Jonathan Newell talks to Solartron Metrology about how its digital measurement system reaches into the heart of the automotive industry.
Industry 4.0 is something very new to many industries. It requires a shift in thinking to bring connected intelligence to the shop floor, through information processing at the edge of the network, smart sensors and decision making software.
However, for some companies, connected industry is something that they’ve already been offering for a long time – the advent of I4.0 merely provides them with more filaments in the web of collaborative devices.
One such company is Solartron Metrology, part of Ametek Ultra Precision Technologies. I met the company’s Justin Cottrell and James Leighton at the Advanced Engineering Show in November at the NEC, where I saw the company’s Orbit 3 Digital Measurement System. This is a modular approach to gathering and sharing linear measuring transducer data, as well as data from other types of sensors.
The purpose of Orbit 3 is to bring all measurement sensors into one network and eliminate the necessity for analogue transducers and amplifiers, which would require individually setting up and maintaining.
The modular system comprises measurement modules, PC and network controllers, drivers and software applications, all designed to make the capture of data easier.
The DIN-rail-mounted system can be used with third party sensors and transducers. It can be related to linear measurement, temperature and pressure monitoring, as well as other applications, the data from which can be shared across the connected network.
A software development kit (SDK) is available to engineers for programming the output from the DAQ units to provide the information needed, such as absolute measurements, comparisons to standard, degree of conformance, process drift or a simple pass/fail decision.
Solartron Metrology produces a range of different sensor probes with accuracies down to fractions of microns which can be arranged in arrays for performing measurement and gauging on components. This technique is frequently used for comparing production parts to an established “gold product”.
At the inspection station, the output can be a simple pass or fail decision, but the data from the sensor array can also be analysed by engineers to detect a drift in process parameters and take action before parts start to reach tolerance limits and fail inspection.

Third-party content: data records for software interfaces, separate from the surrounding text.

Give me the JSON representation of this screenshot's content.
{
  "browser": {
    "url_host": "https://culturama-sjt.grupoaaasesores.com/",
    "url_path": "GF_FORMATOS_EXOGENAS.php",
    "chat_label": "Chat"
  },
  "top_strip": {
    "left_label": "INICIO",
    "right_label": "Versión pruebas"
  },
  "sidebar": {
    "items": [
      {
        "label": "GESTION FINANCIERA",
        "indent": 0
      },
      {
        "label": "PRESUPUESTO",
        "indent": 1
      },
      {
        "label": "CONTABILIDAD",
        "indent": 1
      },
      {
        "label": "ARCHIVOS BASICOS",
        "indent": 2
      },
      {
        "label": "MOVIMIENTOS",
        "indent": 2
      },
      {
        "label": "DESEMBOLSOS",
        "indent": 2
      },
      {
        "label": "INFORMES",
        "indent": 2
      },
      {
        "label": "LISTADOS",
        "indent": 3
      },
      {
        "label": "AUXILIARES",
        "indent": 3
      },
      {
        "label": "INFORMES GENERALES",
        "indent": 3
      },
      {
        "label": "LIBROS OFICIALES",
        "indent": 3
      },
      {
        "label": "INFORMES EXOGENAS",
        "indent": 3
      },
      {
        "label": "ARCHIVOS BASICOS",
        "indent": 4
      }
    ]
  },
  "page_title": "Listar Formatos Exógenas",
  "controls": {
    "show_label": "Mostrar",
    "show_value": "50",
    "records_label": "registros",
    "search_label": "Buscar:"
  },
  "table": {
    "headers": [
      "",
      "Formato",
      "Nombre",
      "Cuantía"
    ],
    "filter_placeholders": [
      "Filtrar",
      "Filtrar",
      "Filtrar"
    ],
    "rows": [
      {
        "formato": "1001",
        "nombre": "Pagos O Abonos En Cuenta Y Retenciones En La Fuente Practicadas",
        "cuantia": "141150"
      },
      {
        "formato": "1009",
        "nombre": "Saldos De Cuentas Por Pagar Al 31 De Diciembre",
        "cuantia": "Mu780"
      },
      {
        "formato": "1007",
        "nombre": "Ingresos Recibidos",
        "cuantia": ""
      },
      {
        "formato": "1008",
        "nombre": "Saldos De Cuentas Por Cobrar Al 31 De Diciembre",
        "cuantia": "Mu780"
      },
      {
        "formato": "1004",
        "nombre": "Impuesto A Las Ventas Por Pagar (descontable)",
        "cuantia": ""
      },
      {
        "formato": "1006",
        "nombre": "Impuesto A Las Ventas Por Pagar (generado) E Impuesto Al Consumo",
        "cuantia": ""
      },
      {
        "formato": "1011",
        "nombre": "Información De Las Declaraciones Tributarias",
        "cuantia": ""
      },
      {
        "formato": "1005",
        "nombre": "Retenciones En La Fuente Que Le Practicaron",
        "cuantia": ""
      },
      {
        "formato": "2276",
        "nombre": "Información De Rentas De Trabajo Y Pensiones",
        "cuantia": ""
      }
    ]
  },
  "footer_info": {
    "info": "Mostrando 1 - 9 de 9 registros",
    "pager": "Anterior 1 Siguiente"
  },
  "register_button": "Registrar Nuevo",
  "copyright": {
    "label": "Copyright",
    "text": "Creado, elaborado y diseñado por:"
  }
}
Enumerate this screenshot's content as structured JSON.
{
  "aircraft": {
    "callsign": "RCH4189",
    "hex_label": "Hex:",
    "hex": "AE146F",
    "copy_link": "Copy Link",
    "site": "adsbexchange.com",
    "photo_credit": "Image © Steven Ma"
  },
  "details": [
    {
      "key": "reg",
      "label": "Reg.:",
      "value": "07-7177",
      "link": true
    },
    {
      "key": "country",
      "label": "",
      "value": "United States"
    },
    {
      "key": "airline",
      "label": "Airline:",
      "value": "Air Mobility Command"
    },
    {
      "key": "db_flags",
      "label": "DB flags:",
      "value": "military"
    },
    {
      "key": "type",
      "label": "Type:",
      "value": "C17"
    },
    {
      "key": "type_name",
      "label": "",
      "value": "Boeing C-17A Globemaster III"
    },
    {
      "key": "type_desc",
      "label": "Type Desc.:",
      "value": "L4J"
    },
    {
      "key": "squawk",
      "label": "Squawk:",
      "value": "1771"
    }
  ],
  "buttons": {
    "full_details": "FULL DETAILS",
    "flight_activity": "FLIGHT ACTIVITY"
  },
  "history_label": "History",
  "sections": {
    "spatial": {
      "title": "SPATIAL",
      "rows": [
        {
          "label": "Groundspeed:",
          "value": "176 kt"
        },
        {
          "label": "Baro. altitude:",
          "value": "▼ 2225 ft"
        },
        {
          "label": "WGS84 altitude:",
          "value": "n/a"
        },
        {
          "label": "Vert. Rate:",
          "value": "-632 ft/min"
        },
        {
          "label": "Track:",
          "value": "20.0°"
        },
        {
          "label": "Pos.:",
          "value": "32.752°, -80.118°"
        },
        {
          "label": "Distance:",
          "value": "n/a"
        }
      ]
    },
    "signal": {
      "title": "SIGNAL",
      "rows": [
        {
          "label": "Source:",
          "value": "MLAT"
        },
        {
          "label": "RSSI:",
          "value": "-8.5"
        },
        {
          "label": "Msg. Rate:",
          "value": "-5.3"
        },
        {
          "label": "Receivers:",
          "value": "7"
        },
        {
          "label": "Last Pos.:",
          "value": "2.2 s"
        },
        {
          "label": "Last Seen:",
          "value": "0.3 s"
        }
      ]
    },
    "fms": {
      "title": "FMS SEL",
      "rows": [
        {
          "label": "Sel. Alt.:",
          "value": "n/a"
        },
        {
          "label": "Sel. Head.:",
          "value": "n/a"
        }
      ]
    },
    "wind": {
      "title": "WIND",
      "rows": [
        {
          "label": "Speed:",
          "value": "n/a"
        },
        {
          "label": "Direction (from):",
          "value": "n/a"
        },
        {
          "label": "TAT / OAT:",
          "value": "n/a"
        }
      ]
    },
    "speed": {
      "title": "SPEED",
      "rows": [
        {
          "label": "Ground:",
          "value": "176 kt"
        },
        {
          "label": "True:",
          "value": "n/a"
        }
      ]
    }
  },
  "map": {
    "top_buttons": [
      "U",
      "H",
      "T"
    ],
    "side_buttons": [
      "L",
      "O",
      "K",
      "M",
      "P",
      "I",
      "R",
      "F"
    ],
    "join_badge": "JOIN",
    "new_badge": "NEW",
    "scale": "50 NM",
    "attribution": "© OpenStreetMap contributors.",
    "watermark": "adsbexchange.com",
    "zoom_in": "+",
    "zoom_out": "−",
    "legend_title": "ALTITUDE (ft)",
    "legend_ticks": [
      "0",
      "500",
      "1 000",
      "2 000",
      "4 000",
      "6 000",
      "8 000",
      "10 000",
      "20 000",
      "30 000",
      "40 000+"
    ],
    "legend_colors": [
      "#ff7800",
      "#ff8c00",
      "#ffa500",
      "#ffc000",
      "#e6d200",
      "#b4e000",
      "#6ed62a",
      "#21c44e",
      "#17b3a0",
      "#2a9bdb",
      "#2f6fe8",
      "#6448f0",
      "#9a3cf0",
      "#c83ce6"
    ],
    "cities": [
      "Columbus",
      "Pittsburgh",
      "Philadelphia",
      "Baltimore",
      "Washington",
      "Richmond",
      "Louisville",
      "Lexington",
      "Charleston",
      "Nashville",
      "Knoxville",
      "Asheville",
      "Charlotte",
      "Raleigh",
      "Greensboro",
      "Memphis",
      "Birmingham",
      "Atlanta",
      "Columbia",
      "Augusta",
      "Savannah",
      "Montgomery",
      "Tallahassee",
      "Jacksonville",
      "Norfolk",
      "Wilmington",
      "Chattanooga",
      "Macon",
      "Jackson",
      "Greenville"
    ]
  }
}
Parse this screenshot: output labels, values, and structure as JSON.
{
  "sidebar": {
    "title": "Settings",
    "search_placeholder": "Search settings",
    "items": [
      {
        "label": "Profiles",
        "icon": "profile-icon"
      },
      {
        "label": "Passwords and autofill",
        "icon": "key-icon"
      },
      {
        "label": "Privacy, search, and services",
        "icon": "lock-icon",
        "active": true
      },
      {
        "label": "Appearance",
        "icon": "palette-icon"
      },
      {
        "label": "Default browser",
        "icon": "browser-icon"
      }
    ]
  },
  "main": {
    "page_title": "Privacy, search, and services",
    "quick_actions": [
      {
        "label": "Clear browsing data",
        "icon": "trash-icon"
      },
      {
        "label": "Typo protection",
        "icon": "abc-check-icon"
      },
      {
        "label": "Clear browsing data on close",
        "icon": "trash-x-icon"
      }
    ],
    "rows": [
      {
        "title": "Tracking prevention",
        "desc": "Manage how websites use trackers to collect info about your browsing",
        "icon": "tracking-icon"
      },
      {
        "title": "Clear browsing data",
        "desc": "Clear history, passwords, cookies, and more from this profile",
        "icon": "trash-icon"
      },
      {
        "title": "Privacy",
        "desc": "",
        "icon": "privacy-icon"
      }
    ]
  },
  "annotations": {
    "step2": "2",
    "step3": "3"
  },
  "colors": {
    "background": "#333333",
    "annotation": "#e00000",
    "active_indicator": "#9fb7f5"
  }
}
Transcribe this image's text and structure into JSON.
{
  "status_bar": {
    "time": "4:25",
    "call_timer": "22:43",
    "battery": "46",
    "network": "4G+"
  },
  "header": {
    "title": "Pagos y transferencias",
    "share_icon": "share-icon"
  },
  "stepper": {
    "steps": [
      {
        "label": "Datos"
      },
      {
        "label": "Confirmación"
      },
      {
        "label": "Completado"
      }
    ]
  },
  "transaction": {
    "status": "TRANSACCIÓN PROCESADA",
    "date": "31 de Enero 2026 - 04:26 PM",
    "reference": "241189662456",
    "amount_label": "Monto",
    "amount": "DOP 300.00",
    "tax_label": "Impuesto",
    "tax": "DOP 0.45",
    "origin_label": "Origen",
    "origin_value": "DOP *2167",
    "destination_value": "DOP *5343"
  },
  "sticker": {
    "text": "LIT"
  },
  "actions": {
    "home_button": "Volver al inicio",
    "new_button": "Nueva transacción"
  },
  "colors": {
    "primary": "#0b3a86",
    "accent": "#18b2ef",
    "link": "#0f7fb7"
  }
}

According to Cottrell, there are still often instances in the automotive industry and generally in mechanical assemblies where absolute measurement and tolerance conformance is not a pressing issue – this is because there is still some selective assembly in the industry, whereby an oversized part can be mated with a correspondingly undersized part.
However, this is much less the case now than in the past and sensitivity to tolerance is increasing in the automotive industry, especially as maintenance issues make selective assembly an issue of poor repeatability and quality.
Cottrell gave the example of where sensor probes of different sizes that can go down to 3mm diameter are used for piston crown inspection. “The profile of the piston crown is something on which the sensors can be used as a gauge. 3mm sensor probes can be arranged in a tight array and offered up to the gold standard, the software records the readings and then a production part is placed in the sensor array in place of the gold standard and gauged,” he explained.
The profile of parts is not limited to precision engine components, but increasingly also on parts that may not have previously been associated with tight tolerances. “We are seeing changes in the automotive industry which are creating more demands on the sensor systems made by us,” said Cottrell. “One such change is in the measurement of windscreen profiles, something for which there is no flexibility in tolerance.”